Off beat: Locally raised surgeon followed in his father’s heartbeat

By Tom Vogt, Columbian Science, Military & History Reporter



When we ran a medical technology story recently, the piece from the Minneapolis Star Tribune had an unexpected Vancouver link.

Dr. Eric Irwin, a vascular surgeon in Minnesota, was one of the people interviewed about a new device for lowering blood pressure.

His mother, Earline Irwin, read the story and called to tell us that he was a 1977 graduate of Hudson’s Bay High School.

During the brief conversation, she added a bit of family background that was an interesting story on its own. Her husband had suffered a massive heart attack while Eric was an undergraduate in college, and she felt that Elvin Irwin’s medical problems helped influence the course of their son’s medical career.

“That played a role,” Eric Irwin concurred in a phone conversation from the Twin Cities.

A few years later, when Eric was refining his career plans, his father had another health setback.

“I was in residency, considering cardiovascular disease, and he had some additional surgical needs,” Eric Irwin said.

Professionally speaking, “I went inside the chest,” said Irwin, a surgeon at North Memorial Medical Center in Robbinsdale.

Since then, he’s also gotten involved in the research side of those issues.

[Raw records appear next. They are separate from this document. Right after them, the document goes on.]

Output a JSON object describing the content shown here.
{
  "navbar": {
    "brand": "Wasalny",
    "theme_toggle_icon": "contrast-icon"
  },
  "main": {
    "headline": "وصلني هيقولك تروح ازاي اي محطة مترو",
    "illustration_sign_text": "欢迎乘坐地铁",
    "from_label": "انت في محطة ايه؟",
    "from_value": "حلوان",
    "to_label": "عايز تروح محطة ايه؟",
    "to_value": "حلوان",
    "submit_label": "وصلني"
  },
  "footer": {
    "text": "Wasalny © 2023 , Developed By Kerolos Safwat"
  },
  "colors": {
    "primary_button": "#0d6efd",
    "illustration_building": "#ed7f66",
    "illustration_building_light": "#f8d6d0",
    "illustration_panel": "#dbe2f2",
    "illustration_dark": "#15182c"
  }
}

“It’s exciting to be a part of that, helping patients with congestive heart failure,” he said. “That’s the sort of thing my dad had.

“He lived from 1979 to 2006 with significant cardiac disease, benefiting from medical advances,” Eric Irwin said.

Elvin Irwin was 73 when he died.

“Losing my father was devastating,” Dr. Irwin said. “But we had 27 years to be best friends after his first heart attack, which is not something a lot of people get.”

Off Beat lets members of The Columbian news team step back from our newspaper beats to write the story behind the story, fill in the story or just tell a story.